That makes sense bc I have read that low ph means ammonia isn’t toxicA little provoking, perhaps, but it is an honest hypothesis. I hope the hypothesis can offer some insights for everyone that enjoys the hobby and cares about their fish. It feels a bit like arguing the world is actually flat, not round. Or the other way.
The N Cycle
Biology has a lot of cycles. Nitrogen (N) cycle is one of them. Cycling is a continuous process where ammonia is excreted by animals, as a byproduct of protein metabolism, and also released from decaying organic matter. The ammonia is assimilated by plants, algae, fungi and micro-organisms. These organisms are consumed by other (heterotrophic) organisms. This is how N enters fish again. This is the N cycle in a nutshell.
Cycling a tank
The assumption by many hobbyists
When it comes to cycling a tank, all eyes are on the micro-organisms. The so-called beneficial bacteria.
An ammonia source enters the water column. "Beneficial bacteria A" convert the ammonia to nitrites. "Beneficial bacteria B" convert the nitrites to nitrates.
This happens mostly in the mediafilter.
Once you measure only nitrates, the cycle is done. By cleaning your filter and conducting water changes, you take out the nitrates.
The assumption by science and some hobbyists
The beneficial bacteria consume oxygen and don't require a lot of physical space. They reside in biofilms as the bottom layer. In biofilms, oxygen is pretty much depleted by these and other bacteria. Hence, these biofilms prefer oxygen rich areas. The benefits of an over-sized canister filter with the best filter media in the world, is silly and driven by suppliers and retailers. You need good flow of oxygen-rich water. Inside a filter or outside the filter (so inside the tank) -it doesn't matter.
(Or you need plants. They take care of ammonia AND they offer oxygen. In planted tanks, any filter plays the second violin.)
These beneficial bacteria appear to be many different species. Depending on water parameters (KH, temperature, oxygen), certain species dominate over other species. And species that appear initially in a tank, are very likely not the same species that we see a few months later. The bacteria that convert ammonia to nitrites might be taken over completely by bacteria that convert ammonia directly to nitrates. And, technically, some or perhaps all of these bacteria might not even be bacteria, but archaea.

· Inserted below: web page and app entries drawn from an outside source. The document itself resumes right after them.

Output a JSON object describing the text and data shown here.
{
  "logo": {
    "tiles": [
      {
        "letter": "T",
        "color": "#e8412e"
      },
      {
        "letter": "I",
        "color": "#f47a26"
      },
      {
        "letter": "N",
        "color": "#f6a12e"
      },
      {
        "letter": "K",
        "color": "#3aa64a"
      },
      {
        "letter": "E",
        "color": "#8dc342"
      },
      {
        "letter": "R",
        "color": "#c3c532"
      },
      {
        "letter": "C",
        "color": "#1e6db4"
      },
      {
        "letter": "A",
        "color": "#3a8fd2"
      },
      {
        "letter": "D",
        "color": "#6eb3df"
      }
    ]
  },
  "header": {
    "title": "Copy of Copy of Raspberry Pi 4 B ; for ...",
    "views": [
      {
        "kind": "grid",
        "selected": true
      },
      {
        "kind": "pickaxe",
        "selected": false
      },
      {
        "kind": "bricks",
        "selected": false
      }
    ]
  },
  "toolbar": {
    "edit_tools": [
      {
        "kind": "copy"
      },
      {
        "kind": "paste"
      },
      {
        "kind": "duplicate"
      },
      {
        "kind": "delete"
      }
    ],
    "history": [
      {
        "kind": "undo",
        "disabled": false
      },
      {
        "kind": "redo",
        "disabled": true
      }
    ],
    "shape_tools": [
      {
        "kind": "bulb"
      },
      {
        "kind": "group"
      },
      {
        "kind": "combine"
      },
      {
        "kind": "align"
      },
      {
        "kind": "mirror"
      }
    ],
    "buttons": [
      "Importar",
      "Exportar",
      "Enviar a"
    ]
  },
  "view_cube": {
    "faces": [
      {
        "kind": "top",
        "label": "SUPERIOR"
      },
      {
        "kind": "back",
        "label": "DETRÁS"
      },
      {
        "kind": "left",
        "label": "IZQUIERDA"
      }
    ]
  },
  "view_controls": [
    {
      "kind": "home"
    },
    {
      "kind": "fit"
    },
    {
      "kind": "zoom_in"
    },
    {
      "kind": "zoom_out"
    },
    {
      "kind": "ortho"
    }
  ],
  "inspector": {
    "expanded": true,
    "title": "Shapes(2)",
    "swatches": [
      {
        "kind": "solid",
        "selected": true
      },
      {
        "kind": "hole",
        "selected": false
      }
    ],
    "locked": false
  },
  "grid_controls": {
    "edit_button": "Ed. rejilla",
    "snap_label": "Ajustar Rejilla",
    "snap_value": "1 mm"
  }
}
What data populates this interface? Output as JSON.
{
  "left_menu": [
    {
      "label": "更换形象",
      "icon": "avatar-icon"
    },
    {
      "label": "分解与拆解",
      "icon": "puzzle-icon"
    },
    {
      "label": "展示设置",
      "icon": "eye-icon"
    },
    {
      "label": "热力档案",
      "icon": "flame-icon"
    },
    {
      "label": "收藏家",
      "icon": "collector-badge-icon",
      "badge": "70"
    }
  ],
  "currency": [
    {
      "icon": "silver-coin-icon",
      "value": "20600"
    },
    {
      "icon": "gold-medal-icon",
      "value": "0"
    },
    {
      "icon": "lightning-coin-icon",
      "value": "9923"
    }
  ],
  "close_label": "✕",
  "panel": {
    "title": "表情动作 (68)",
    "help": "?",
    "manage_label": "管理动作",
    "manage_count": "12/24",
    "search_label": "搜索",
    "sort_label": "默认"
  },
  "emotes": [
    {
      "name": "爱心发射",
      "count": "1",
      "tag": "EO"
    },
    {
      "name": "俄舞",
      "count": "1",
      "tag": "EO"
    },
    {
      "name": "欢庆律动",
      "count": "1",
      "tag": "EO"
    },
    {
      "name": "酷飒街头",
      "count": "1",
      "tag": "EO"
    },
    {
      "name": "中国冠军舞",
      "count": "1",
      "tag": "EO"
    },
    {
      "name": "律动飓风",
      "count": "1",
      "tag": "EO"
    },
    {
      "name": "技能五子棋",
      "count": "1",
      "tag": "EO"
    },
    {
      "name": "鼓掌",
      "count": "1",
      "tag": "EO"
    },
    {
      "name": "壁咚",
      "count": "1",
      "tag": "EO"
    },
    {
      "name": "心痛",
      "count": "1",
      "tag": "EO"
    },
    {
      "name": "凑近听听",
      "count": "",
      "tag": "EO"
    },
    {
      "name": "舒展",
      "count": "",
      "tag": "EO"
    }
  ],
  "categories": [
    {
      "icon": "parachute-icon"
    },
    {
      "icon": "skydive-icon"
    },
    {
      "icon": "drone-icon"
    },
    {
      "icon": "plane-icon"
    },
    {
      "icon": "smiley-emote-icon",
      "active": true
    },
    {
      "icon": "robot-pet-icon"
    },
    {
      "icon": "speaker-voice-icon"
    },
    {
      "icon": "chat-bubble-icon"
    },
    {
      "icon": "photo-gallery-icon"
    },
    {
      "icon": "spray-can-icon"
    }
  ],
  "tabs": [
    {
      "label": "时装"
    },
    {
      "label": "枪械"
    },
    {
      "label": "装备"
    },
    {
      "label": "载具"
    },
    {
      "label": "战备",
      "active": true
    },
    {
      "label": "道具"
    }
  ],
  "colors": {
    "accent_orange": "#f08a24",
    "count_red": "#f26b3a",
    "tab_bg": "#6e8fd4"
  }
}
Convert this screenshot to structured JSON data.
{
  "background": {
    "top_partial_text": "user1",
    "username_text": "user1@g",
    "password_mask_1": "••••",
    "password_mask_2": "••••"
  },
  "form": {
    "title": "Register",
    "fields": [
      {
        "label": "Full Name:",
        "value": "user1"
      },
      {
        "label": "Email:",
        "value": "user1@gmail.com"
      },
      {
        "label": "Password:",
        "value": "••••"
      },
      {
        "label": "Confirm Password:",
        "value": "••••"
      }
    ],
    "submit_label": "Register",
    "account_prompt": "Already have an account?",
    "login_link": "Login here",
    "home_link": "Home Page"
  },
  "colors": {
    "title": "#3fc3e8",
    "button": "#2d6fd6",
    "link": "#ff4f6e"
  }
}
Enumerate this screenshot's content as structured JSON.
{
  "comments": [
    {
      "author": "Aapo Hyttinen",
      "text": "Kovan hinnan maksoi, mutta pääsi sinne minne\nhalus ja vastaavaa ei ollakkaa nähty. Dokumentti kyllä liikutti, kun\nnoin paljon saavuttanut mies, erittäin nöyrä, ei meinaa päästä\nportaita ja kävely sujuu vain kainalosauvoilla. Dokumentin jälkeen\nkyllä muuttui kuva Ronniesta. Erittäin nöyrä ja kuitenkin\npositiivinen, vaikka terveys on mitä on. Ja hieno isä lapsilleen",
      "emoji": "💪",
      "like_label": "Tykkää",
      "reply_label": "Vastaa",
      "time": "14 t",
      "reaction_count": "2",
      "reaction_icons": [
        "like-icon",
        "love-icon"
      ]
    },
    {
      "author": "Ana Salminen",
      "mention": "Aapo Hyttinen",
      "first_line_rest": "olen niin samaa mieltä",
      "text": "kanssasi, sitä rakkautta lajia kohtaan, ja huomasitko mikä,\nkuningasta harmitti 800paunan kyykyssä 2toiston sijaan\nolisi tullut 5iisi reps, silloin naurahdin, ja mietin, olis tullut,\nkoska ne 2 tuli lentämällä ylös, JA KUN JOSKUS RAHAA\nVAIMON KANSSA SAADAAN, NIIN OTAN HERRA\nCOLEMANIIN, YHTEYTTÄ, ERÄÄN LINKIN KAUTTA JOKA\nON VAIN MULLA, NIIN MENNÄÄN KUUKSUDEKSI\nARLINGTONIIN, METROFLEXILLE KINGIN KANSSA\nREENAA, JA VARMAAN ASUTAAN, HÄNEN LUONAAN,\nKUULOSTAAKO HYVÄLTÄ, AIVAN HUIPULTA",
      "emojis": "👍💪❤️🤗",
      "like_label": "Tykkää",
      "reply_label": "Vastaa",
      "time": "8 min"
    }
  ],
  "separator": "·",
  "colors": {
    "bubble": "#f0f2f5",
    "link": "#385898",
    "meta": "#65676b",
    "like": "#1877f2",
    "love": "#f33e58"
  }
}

Hence, it is fairly useless to direct the cycling process. Just sit and wait. Like you would when releasing and testing ammonia the whole time.
When people test the water for ammonia, they assume that ammonia in the water is dangerous to fish. This is not true. Ammonia is dangerous inside fish. Ammonia is a byproduct of protein metabolism, that fish want to get rid off. Almost all freshwater fish excrete ammonia mostly through the gills. As long as fish are able to excrete ammonia, they are fine. When fish no longer are able to, it becomes dangerous. Ammonia builds up and causes damage.
One way it causes damage is ammonia, as NH4, interfering with potassium channels.
NH4....? Isn't this supposed to be the non-toxic part of ammonia?
Inside fish, ammonia is mostly present as NH4 because of the internal pH (7-8). NH4 becomes toxic when it starts to build up.
Due to the workings of the gills, ammonia passes the gill membranes as NH3 - the "toxic part". NH4 doesn't pass the membranes in freshwater fish.
Because the pH of the water is most often below 8, the NH3 converts to NH4 in the water.
NH4 is considered non-toxic because it doesn't pass the gill membranes. NH3 is considered toxic, because it passes the gill membranes.
When ammonia becomes dangerous
What happens if the pH of the water surpasses the pH of the fish's blood? This is the crux.
Fish are no longer able to excrete ammonia as NH3, and ammonia, as NH4, starts to build-up inside the fish.
So while you are occupied measuring the ammonia in water, fish don't really care about it. As long as they are able to excrete ammonia through the gills.
Fish in high pH environments
If you add most freshwater fish species in a pH 9+ environment, they will die. Some freshwater species hail from high pH environments and have evolved various mechanisms to deal with ammonia. One of the mechanisms is the conversion of ammonia into urea.
This thread was more intended as a discussion thread. I'm very much interested in reading about cases where ammonia poisoning is actually seen.
Statements like, "ammonia shows up on my test strip and now all fish are dead", are plain silly. NH4 inside the fish's blood was X and now the fish are dead, makes sense. But we cannot measure this easily of course. That doesn't make a water test strip a quick and dirty substitute.
I agree that if you measure ammonia after 3 months, your tank has serious issues and is not a healthy environment for fish. But this is part of the oxygen cycle (O) discussion. In which case, measuring ammonia is a quick and dirty substitute for oxygen.
OK, enough for now.